» WHAT TO WORK ON: Where a line in the listing below contains the word "Disable", copy that line.
#####
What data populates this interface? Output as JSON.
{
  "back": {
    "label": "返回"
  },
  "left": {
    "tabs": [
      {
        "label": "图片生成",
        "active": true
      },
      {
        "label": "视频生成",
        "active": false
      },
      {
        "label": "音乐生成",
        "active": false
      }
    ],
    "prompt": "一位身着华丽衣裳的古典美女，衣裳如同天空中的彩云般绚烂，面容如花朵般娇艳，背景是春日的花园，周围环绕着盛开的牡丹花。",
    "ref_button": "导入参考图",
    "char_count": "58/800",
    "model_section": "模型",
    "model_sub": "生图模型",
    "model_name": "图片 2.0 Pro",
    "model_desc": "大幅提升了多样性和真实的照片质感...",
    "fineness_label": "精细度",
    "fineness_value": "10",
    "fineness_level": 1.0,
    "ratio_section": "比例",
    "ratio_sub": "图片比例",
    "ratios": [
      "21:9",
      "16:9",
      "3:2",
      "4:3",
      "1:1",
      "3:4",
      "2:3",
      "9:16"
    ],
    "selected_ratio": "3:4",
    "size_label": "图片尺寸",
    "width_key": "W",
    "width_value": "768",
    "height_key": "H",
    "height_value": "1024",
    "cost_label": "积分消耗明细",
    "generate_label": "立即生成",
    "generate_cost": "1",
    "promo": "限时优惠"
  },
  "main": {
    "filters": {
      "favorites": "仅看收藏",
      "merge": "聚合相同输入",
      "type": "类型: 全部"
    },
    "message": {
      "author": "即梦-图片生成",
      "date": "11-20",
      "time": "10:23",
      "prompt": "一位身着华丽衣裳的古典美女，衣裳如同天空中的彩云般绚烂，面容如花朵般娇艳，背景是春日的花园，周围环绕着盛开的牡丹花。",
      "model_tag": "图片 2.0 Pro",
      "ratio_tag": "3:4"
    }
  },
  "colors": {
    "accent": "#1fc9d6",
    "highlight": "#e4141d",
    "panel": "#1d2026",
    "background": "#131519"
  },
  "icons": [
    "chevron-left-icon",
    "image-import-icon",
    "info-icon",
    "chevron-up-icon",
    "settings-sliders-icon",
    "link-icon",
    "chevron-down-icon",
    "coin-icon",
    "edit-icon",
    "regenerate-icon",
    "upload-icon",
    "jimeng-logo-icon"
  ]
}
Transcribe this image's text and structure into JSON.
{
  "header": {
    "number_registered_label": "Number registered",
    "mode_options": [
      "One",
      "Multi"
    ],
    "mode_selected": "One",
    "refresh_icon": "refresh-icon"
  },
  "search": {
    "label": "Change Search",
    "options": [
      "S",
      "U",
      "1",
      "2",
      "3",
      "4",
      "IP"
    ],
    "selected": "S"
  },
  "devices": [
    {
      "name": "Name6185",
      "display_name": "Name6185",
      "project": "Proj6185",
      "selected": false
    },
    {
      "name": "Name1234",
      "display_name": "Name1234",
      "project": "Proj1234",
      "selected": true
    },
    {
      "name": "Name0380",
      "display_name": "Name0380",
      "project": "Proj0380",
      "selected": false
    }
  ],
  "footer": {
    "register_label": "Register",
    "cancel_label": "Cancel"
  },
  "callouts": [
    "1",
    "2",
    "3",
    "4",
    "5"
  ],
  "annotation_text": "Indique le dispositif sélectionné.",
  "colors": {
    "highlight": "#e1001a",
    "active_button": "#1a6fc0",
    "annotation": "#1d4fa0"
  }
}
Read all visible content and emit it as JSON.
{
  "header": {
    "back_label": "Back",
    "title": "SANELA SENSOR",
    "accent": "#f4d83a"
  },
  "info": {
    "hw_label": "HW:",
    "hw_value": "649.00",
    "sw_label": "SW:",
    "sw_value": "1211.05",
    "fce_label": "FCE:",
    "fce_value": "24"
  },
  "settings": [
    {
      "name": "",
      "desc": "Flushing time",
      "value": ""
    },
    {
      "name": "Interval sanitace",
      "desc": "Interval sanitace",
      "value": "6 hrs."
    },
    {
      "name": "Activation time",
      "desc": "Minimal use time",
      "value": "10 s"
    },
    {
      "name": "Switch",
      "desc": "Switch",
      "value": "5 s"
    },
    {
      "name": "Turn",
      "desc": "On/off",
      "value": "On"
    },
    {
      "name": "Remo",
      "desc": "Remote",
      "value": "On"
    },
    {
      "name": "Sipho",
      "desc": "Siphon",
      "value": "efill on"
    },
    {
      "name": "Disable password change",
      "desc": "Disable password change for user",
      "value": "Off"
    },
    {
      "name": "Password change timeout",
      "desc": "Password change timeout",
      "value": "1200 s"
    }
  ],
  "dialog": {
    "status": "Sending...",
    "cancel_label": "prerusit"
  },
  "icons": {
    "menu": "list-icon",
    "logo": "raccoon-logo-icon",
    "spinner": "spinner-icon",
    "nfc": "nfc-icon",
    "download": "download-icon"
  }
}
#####
» COMPLETED EXERCISE:
      "name": "Disable password change",
      "desc": "Disable password change for user",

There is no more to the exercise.